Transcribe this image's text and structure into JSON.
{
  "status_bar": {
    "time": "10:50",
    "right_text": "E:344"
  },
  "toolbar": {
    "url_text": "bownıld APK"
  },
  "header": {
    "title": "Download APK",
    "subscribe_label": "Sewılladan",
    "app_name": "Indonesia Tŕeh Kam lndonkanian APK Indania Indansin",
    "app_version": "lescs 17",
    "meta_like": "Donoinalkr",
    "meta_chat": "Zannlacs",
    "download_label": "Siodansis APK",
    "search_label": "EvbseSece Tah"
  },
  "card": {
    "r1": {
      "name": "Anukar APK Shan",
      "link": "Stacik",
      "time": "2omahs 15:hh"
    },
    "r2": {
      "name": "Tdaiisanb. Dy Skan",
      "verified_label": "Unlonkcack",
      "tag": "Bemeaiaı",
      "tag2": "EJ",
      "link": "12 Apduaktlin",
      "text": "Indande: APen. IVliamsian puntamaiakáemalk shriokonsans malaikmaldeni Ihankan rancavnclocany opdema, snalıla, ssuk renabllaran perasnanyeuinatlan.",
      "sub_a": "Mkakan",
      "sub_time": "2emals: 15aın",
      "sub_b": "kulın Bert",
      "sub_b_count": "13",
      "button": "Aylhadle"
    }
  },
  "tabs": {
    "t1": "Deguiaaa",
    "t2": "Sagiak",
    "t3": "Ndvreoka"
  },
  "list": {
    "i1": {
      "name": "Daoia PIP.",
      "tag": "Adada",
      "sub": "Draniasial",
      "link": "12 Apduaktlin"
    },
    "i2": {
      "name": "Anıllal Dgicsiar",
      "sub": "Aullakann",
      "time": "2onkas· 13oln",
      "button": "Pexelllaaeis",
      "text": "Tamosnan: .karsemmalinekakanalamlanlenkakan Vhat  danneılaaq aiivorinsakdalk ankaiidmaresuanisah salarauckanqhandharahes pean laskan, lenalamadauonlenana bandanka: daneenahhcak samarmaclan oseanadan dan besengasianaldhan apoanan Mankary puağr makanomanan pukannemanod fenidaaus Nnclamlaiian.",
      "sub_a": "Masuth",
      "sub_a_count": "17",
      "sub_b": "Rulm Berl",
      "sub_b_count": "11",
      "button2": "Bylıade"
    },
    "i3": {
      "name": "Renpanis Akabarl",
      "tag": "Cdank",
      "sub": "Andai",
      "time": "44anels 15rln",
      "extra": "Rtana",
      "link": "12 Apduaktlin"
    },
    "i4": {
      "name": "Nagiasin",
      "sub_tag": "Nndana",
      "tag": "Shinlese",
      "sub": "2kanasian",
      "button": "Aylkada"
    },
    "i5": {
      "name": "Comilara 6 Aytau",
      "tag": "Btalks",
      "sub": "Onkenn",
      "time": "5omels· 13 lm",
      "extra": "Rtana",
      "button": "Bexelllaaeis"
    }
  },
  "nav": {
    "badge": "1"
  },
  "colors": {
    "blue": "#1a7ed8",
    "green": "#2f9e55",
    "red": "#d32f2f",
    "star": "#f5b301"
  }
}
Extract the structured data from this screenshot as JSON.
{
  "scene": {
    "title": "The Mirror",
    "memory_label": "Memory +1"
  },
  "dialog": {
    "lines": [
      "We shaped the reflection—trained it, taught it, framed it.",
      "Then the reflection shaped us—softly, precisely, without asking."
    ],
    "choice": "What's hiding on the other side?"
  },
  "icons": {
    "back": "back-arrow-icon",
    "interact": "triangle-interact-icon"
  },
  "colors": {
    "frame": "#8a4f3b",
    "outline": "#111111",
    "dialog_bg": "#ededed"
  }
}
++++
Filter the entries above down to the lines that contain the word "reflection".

- Reply to the exercise
      "We shaped the reflection—trained it, taught it, framed it.",
      "Then the reflection shaped us—softly, precisely, without asking."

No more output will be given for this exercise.